SOS: I think when I talk about community, that's kind of what I'm going for. Ways to keep you grounded and ways to stay connected to  your community and other bands that you. Like you said, with DIY shows it's such a different feel than a huge festival like this, where  maybe not everyone knows the artists or knows each other or this and that. So when you get into those like smaller venues there's a lot of room for like, feeling like you're part of something. Going off what you were saying about feeling grounded, what are things that you guys do when you're on the road like on tour to keep yourself grounded?

HAYLEN: Every Thursday, we do "Thursday Check-In." That usually takes place in the van, like when we're going to the next city. And we'll just, you know, one at a time we'll check in, like a mental health check in. We'll say our warm and fuzzies and then our cold and pricklies. Things that we're happy about things that we're not happy about.

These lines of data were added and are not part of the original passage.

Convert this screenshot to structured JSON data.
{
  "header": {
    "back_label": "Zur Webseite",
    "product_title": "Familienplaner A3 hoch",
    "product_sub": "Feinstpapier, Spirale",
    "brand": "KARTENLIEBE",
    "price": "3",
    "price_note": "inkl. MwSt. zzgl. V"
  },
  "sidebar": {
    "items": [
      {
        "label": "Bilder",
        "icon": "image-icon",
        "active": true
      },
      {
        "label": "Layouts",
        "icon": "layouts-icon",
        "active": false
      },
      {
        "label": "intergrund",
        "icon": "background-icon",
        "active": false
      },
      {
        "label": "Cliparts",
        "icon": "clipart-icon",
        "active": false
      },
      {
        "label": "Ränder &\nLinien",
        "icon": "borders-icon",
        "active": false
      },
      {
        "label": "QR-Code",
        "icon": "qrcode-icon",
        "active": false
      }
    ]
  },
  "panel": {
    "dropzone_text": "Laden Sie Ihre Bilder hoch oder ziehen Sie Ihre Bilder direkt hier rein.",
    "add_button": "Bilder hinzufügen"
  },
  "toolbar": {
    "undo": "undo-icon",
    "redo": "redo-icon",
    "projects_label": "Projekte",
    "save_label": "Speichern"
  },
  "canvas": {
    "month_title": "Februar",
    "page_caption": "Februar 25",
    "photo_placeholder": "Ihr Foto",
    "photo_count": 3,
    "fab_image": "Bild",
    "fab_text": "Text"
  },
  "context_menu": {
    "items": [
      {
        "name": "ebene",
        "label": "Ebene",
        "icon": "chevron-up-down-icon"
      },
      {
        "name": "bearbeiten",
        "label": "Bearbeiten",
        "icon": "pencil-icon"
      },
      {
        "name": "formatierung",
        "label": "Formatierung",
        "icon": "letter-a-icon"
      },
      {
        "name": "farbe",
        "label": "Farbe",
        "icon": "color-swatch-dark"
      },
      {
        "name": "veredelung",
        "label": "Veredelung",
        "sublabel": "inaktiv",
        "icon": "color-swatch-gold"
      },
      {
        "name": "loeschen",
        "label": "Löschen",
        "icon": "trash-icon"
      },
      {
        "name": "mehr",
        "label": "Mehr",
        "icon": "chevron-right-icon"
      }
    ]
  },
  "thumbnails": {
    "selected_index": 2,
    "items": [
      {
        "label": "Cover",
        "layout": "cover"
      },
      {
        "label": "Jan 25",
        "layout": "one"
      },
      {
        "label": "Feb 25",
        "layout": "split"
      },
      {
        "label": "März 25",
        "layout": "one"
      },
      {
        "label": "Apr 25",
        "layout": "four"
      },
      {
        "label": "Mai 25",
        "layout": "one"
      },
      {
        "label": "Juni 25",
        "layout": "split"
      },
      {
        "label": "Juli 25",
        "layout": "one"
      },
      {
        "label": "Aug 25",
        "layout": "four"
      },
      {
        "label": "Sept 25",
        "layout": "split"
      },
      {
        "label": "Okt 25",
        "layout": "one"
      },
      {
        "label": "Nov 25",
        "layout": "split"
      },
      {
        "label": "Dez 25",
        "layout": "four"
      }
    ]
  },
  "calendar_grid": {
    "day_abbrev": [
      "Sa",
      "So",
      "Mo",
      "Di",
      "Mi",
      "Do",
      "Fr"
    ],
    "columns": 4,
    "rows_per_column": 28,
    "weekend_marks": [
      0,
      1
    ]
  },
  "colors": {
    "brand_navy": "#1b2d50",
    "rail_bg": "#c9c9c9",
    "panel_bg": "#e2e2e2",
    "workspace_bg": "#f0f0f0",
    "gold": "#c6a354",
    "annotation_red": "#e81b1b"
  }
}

LUCKY: Sometimes there's nothing that we're not happy about. And it still feels good to just talk to everybody and say how pumped we are on the tour. Sometimes there's nothing to be happy about. And it feels so good to just be able to talk to everybody and not feel like you're being judged for having something wrong or something bothering you. Because it happens, as much as we tour, something's gonna come up and we have to be able to talk about it.

HAYLEN: Yeah, like he's being able to talk about it or just talking about it makes it so much easier to either solve the problem or just not sit on the problem and let it you know, like build up into something even more so that's why every Thursday. It was Friday, right?

MIKE: No, Friday is "Financial Friday."

SOS: What's Monday, Tuesday, Wednesday?

MIKE: We were actually gonna try to do that.

WILL: We have our we have a meeting with our manager every Thursday and just felt like, after we meet with them, let's have our own internal meeting.

HAYLEN: So it is like a little mini therapy session.

WILL: It's funny too, because when you asked the question, I was like, usually when I do interviews, I'm like, alright, what kind of joke answer can I give that's gonna make you laugh? But like, we actually do have a mental health check in every Thursday. So it's good that we're answering. And it helps. And it's funny, we don't have to be on tour like, literally two days ago I had a bit of a meltdown at Gov Ball. And, you know, we just need to be able to talk about stuff and it does help a lot.

LUCKY: That being said sometimes check in Thursday is not on Thursday, but we still do refer to it as "Check-In Thursday."

SOS: How did that start? Was tour getting more stressful and you guys thought like, how can we communicate well with each other? Or did it just kind of come about on its own?

WILL: I think it maybe it came out in a pretty light-hearted time. We were having a really great time and it like, everyone wanna say something about how you're feeling about the tour and stuff? It was like good time. I'm a 10 year advocate of therapy and I see the value in talking about stuff. Yeah, it started as a joke that became valuable quickly.

HAYLEN: Yeah, we look forward to it honestly. Like, it's good for us. Lucky and I have played in bands in the past touring bands where we didn't do stuff like that, and so we see the positive effects of it. I look back and I think man if we had done this in the past,, maybe things will be different. But yeah, there's a lot of value in it for sure.

WILL: It's kind of crazy how how much someone can feel relieved [from it]. It's not like anyone's forced to say anything but everyone has an opportunity to speak up. You'd be surprised at what can come out and what people are actually feeling and saying.